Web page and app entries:
★ ★ ★ ★ ★ ★ ★
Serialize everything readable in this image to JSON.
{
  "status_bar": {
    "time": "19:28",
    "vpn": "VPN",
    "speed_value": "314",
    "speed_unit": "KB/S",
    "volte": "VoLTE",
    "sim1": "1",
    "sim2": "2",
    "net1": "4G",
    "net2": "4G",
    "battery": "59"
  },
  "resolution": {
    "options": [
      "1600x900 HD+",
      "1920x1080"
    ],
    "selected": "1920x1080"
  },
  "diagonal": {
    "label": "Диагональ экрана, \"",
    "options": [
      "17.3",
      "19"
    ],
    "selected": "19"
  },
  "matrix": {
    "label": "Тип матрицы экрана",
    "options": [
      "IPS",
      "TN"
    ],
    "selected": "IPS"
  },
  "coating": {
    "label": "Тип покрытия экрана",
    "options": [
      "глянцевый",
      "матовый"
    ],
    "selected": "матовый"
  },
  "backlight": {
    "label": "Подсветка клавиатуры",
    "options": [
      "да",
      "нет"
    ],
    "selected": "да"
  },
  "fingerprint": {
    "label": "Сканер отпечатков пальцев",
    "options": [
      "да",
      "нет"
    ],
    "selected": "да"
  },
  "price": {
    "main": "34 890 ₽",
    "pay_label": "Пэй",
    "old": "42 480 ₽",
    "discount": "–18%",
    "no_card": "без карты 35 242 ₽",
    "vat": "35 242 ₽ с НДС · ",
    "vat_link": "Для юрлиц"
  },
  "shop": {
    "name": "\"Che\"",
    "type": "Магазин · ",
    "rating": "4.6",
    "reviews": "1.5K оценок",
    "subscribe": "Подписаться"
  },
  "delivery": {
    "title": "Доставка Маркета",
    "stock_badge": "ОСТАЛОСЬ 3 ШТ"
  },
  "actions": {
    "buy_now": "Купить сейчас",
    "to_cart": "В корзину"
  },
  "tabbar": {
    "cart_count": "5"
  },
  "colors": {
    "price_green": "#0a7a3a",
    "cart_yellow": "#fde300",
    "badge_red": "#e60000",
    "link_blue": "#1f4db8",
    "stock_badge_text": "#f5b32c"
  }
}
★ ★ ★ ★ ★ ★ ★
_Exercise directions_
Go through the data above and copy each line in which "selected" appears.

_Finished task_
    "selected": "1920x1080"
    "selected": "19"
    "selected": "IPS"
    "selected": "матовый"
    "selected": "да"
    "selected": "да"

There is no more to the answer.